Iceland's Eyjafjoell volcano spewed more ash on Tuesday than in recent days, but the level remained much lower than when the eruption began three weeks ago, an Icelandic geophysicist told AFP.
"The plume has increased. It is black ... There is more ash in the plume and it is (rising) higher," Sigrun Hreinsdottir of the University of Iceland in Reykjavik said on Wednesday.
Ireland reimposed a partial ban on flights early Wednesday as the cloud of volcanic ash drifted south from Iceland, while flight restrictions were also imposed in Scotland and Northern Ireland.
"There was more activity yesterday (Tuesday) than during the past days, but much less than during the first days of the eruption," Hreinsdottir said.
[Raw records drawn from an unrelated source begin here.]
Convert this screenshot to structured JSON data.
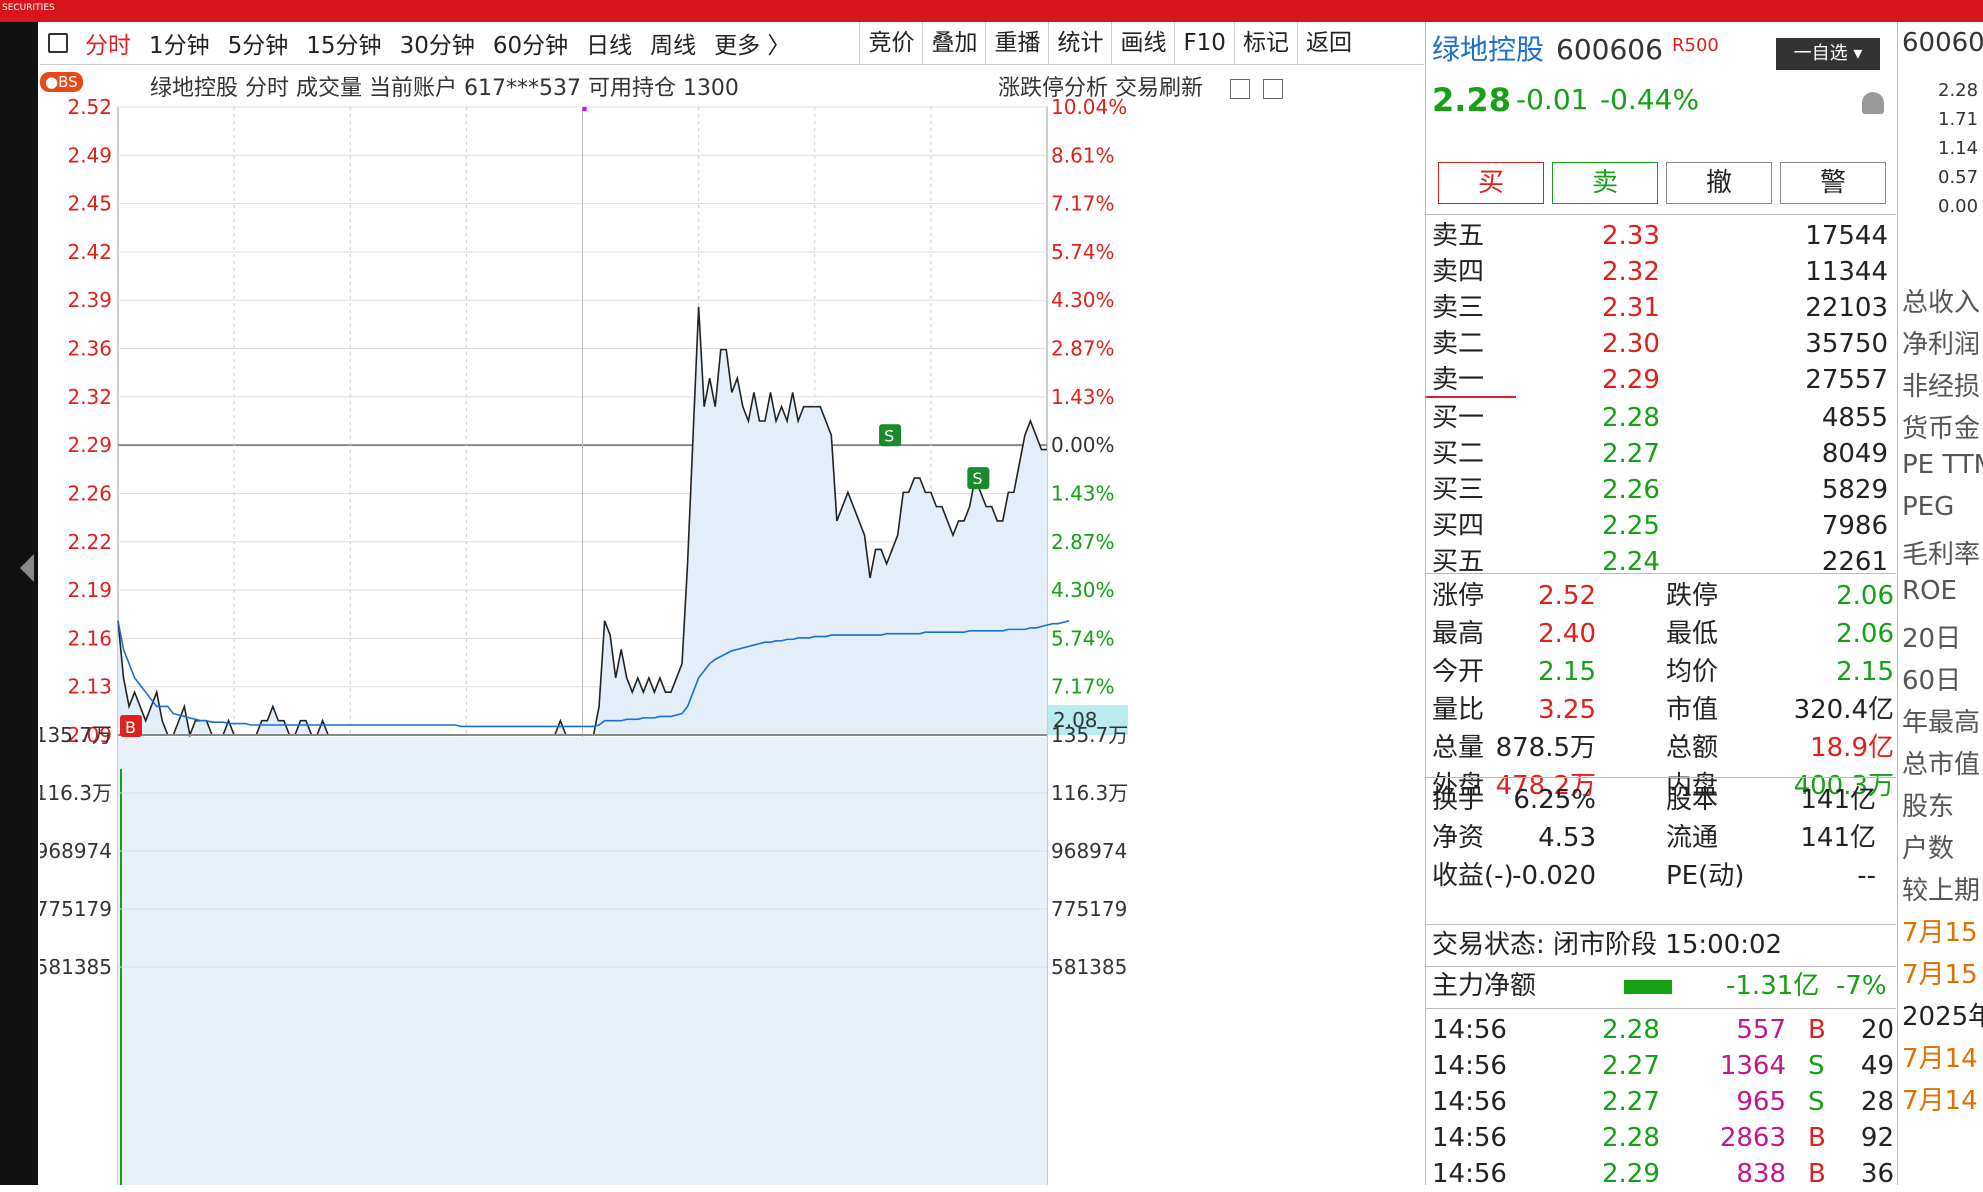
{
  "brand": "SECURITIES",
  "tabs": [
    "分时",
    "1分钟",
    "5分钟",
    "15分钟",
    "30分钟",
    "60分钟",
    "日线",
    "周线",
    "更多 〉"
  ],
  "toolbar": [
    "竞价",
    "叠加",
    "重播",
    "统计",
    "画线",
    "F10",
    "标记",
    "返回"
  ],
  "chart_header": {
    "badge": "●BS",
    "title": "绿地控股   分时 成交量 当前账户 617***537 可用持仓 1300",
    "right": "涨跌停分析   交易刷新"
  },
  "stock": {
    "name": "绿地控股",
    "code": "600606",
    "tag": "R500",
    "watch": "一自选",
    "price": "2.28",
    "change": "-0.01",
    "pct": "-0.44%"
  },
  "actions": [
    "买",
    "卖",
    "撤",
    "警"
  ],
  "asks": [
    [
      "卖五",
      "2.33",
      "17544"
    ],
    [
      "卖四",
      "2.32",
      "11344"
    ],
    [
      "卖三",
      "2.31",
      "22103"
    ],
    [
      "卖二",
      "2.30",
      "35750"
    ],
    [
      "卖一",
      "2.29",
      "27557"
    ]
  ],
  "bids": [
    [
      "买一",
      "2.28",
      "4855"
    ],
    [
      "买二",
      "2.27",
      "8049"
    ],
    [
      "买三",
      "2.26",
      "5829"
    ],
    [
      "买四",
      "2.25",
      "7986"
    ],
    [
      "买五",
      "2.24",
      "2261"
    ]
  ],
  "stats": [
    [
      "涨停",
      "2.52",
      "跌停",
      "2.06"
    ],
    [
      "最高",
      "2.40",
      "最低",
      "2.06"
    ],
    [
      "今开",
      "2.15",
      "均价",
      "2.15"
    ],
    [
      "量比",
      "3.25",
      "市值",
      "320.4亿"
    ],
    [
      "总量",
      "878.5万",
      "总额",
      "18.9亿"
    ],
    [
      "外盘",
      "478.2万",
      "内盘",
      "400.3万"
    ]
  ],
  "stats2": [
    [
      "换手",
      "6.25%",
      "股本",
      "141亿"
    ],
    [
      "净资",
      "4.53",
      "流通",
      "141亿"
    ],
    [
      "收益(-)",
      "-0.020",
      "PE(动)",
      "--"
    ]
  ],
  "status": "交易状态: 闭市阶段 15:00:02",
  "mainflow": {
    "label": "主力净额",
    "value": "-1.31亿",
    "pct": "-7%"
  },
  "trades": [
    [
      "14:56",
      "2.28",
      "557",
      "B",
      "20"
    ],
    [
      "14:56",
      "2.27",
      "1364",
      "S",
      "49"
    ],
    [
      "14:56",
      "2.27",
      "965",
      "S",
      "28"
    ],
    [
      "14:56",
      "2.28",
      "2863",
      "B",
      "92"
    ],
    [
      "14:56",
      "2.29",
      "838",
      "B",
      "36"
    ]
  ],
  "far_right": {
    "code": "60060",
    "nums": [
      "2.28",
      "1.71",
      "1.14",
      "0.57",
      "0.00"
    ],
    "labels": [
      "总收入",
      "净利润",
      "非经损",
      "货币金",
      "PE TTM",
      "PEG",
      "毛利率",
      "ROE",
      "20日",
      "60日",
      "年最高",
      "总市值",
      "股东",
      "户数",
      "较上期",
      "7月15",
      "7月15",
      "2025年",
      "7月14",
      "7月14"
    ]
  },
  "chart_data": {
    "type": "line",
    "price_ticks_left": [
      "2.52",
      "2.49",
      "2.45",
      "2.42",
      "2.39",
      "2.36",
      "2.32",
      "2.29",
      "2.26",
      "2.22",
      "2.19",
      "2.16",
      "2.13",
      "2.09"
    ],
    "pct_ticks_right": [
      "10.04%",
      "8.61%",
      "7.17%",
      "5.74%",
      "4.30%",
      "2.87%",
      "1.43%",
      "0.00%",
      "1.43%",
      "2.87%",
      "4.30%",
      "5.74%",
      "7.17%"
    ],
    "avg_price_label": "2.08",
    "volume_ticks": [
      "135.7万",
      "116.3万",
      "968974",
      "775179",
      "581385"
    ],
    "prev_close": 2.29,
    "ylim": [
      2.08,
      2.52
    ],
    "price": [
      2.16,
      2.12,
      2.1,
      2.11,
      2.1,
      2.09,
      2.1,
      2.11,
      2.09,
      2.08,
      2.08,
      2.09,
      2.1,
      2.08,
      2.09,
      2.09,
      2.09,
      2.08,
      2.08,
      2.08,
      2.09,
      2.08,
      2.08,
      2.08,
      2.08,
      2.08,
      2.09,
      2.09,
      2.1,
      2.09,
      2.09,
      2.08,
      2.08,
      2.09,
      2.09,
      2.08,
      2.08,
      2.09,
      2.08,
      2.08,
      2.08,
      2.08,
      2.08,
      2.08,
      2.08,
      2.08,
      2.08,
      2.08,
      2.08,
      2.08,
      2.08,
      2.08,
      2.08,
      2.08,
      2.08,
      2.08,
      2.08,
      2.08,
      2.08,
      2.08,
      2.08,
      2.08,
      2.08,
      2.08,
      2.08,
      2.08,
      2.08,
      2.08,
      2.08,
      2.08,
      2.08,
      2.08,
      2.08,
      2.08,
      2.08,
      2.08,
      2.08,
      2.08,
      2.08,
      2.08,
      2.09,
      2.08,
      2.08,
      2.08,
      2.08,
      2.08,
      2.08,
      2.1,
      2.16,
      2.15,
      2.12,
      2.14,
      2.12,
      2.11,
      2.12,
      2.11,
      2.12,
      2.11,
      2.12,
      2.11,
      2.11,
      2.12,
      2.13,
      2.2,
      2.29,
      2.38,
      2.31,
      2.33,
      2.31,
      2.35,
      2.35,
      2.32,
      2.33,
      2.31,
      2.3,
      2.32,
      2.3,
      2.3,
      2.32,
      2.3,
      2.31,
      2.3,
      2.32,
      2.3,
      2.31,
      2.31,
      2.31,
      2.31,
      2.3,
      2.29,
      2.23,
      2.24,
      2.25,
      2.24,
      2.23,
      2.22,
      2.19,
      2.21,
      2.21,
      2.2,
      2.21,
      2.22,
      2.25,
      2.25,
      2.26,
      2.26,
      2.25,
      2.25,
      2.24,
      2.24,
      2.23,
      2.22,
      2.23,
      2.23,
      2.24,
      2.26,
      2.25,
      2.24,
      2.24,
      2.23,
      2.23,
      2.25,
      2.25,
      2.27,
      2.29,
      2.3,
      2.29,
      2.28,
      2.28
    ],
    "avg": [
      2.16,
      2.14,
      2.13,
      2.12,
      2.115,
      2.11,
      2.105,
      2.1,
      2.1,
      2.1,
      2.095,
      2.094,
      2.093,
      2.092,
      2.091,
      2.09,
      2.09,
      2.089,
      2.089,
      2.089,
      2.088,
      2.088,
      2.088,
      2.088,
      2.087,
      2.087,
      2.087,
      2.087,
      2.087,
      2.087,
      2.087,
      2.087,
      2.087,
      2.087,
      2.087,
      2.087,
      2.087,
      2.087,
      2.087,
      2.087,
      2.087,
      2.087,
      2.087,
      2.087,
      2.087,
      2.087,
      2.087,
      2.087,
      2.087,
      2.087,
      2.087,
      2.087,
      2.087,
      2.087,
      2.087,
      2.087,
      2.087,
      2.087,
      2.087,
      2.087,
      2.087,
      2.087,
      2.086,
      2.086,
      2.086,
      2.086,
      2.086,
      2.086,
      2.086,
      2.086,
      2.086,
      2.086,
      2.086,
      2.086,
      2.086,
      2.086,
      2.086,
      2.086,
      2.086,
      2.086,
      2.086,
      2.086,
      2.086,
      2.086,
      2.086,
      2.086,
      2.086,
      2.087,
      2.09,
      2.09,
      2.09,
      2.09,
      2.091,
      2.091,
      2.091,
      2.092,
      2.092,
      2.092,
      2.093,
      2.093,
      2.093,
      2.094,
      2.095,
      2.1,
      2.11,
      2.12,
      2.125,
      2.13,
      2.133,
      2.135,
      2.137,
      2.139,
      2.14,
      2.141,
      2.142,
      2.143,
      2.144,
      2.145,
      2.145,
      2.146,
      2.146,
      2.147,
      2.147,
      2.148,
      2.148,
      2.148,
      2.149,
      2.149,
      2.149,
      2.15,
      2.15,
      2.15,
      2.15,
      2.15,
      2.15,
      2.15,
      2.15,
      2.15,
      2.15,
      2.151,
      2.151,
      2.151,
      2.151,
      2.151,
      2.151,
      2.151,
      2.152,
      2.152,
      2.152,
      2.152,
      2.152,
      2.152,
      2.152,
      2.152,
      2.153,
      2.153,
      2.153,
      2.153,
      2.153,
      2.153,
      2.153,
      2.154,
      2.154,
      2.154,
      2.154,
      2.155,
      2.155,
      2.156,
      2.157,
      2.158,
      2.158,
      2.159,
      2.16
    ]
  }
}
She added that the ash and steam plume on Tuesday reached 20,000 feet, or 6,000 metres.
On Monday, experts said the plume reached as high as 5,200 metres, far lower than its peak of around 9,000 metres at the pinnacle of the chaos.
Scientists have stressed the height of the plume is not necessarily a reflection of the quantity of emitted ash.
Iceland's Eyjafjoell volcano began erupting on April 14, sending a cloud of ash into European skies that paralysed airspace for a week.